**Study material**
####
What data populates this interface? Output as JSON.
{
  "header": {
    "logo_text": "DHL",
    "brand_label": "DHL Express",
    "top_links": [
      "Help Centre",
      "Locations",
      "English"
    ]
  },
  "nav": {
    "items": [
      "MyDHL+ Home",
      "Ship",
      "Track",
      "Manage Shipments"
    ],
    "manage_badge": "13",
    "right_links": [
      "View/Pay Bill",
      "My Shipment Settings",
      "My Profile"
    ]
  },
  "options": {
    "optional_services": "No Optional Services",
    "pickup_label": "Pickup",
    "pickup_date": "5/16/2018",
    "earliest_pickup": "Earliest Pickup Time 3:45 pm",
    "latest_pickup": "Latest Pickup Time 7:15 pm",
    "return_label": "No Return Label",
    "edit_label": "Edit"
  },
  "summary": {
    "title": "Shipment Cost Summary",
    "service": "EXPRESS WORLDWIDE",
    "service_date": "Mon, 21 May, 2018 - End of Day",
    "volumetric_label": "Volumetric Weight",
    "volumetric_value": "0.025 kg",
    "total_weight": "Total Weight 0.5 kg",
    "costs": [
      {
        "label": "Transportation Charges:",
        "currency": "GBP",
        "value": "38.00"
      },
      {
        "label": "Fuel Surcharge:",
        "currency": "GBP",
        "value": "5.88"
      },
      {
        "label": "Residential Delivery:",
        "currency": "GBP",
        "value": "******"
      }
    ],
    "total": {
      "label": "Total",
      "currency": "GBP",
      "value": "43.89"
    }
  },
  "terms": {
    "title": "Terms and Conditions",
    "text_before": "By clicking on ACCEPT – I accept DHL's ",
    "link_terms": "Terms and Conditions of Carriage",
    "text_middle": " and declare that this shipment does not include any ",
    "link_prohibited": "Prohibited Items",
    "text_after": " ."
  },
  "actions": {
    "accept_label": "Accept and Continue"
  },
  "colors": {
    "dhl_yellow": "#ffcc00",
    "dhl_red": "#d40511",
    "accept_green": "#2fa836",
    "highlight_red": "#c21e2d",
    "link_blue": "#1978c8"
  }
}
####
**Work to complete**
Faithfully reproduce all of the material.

**Solution for this task**
What data populates this interface? Output as JSON.
{
  "header": {
    "logo_text": "DHL",
    "brand_label": "DHL Express",
    "top_links": [
      "Help Centre",
      "Locations",
      "English"
    ]
  },
  "nav": {
    "items": [
      "MyDHL+ Home",
      "Ship",
      "Track",
      "Manage Shipments"
    ],
    "manage_badge": "13",
    "right_links": [
      "View/Pay Bill",
      "My Shipment Settings",
      "My Profile"
    ]
  },
  "options": {
    "optional_services": "No Optional Services",
    "pickup_label": "Pickup",
    "pickup_date": "5/16/2018",
    "earliest_pickup": "Earliest Pickup Time 3:45 pm",
    "latest_pickup": "Latest Pickup Time 7:15 pm",
    "return_label": "No Return Label",
    "edit_label": "Edit"
  },
  "summary": {
    "title": "Shipment Cost Summary",
    "service": "EXPRESS WORLDWIDE",
    "service_date": "Mon, 21 May, 2018 - End of Day",
    "volumetric_label": "Volumetric Weight",
    "volumetric_value": "0.025 kg",
    "total_weight": "Total Weight 0.5 kg",
    "costs": [
      {
        "label": "Transportation Charges:",
        "currency": "GBP",
        "value": "38.00"
      },
      {
        "label": "Fuel Surcharge:",
        "currency": "GBP",
        "value": "5.88"
      },
      {
        "label": "Residential Delivery:",
        "currency": "GBP",
        "value": "******"
      }
    ],
    "total": {
      "label": "Total",
      "currency": "GBP",
      "value": "43.89"
    }
  },
  "terms": {
    "title": "Terms and Conditions",
    "text_before": "By clicking on ACCEPT – I accept DHL's ",
    "link_terms": "Terms and Conditions of Carriage",
    "text_middle": " and declare that this shipment does not include any ",
    "link_prohibited": "Prohibited Items",
    "text_after": " ."
  },
  "actions": {
    "accept_label": "Accept and Continue"
  },
  "colors": {
    "dhl_yellow": "#ffcc00",
    "dhl_red": "#d40511",
    "accept_green": "#2fa836",
    "highlight_red": "#c21e2d",
    "link_blue": "#1978c8"
  }
}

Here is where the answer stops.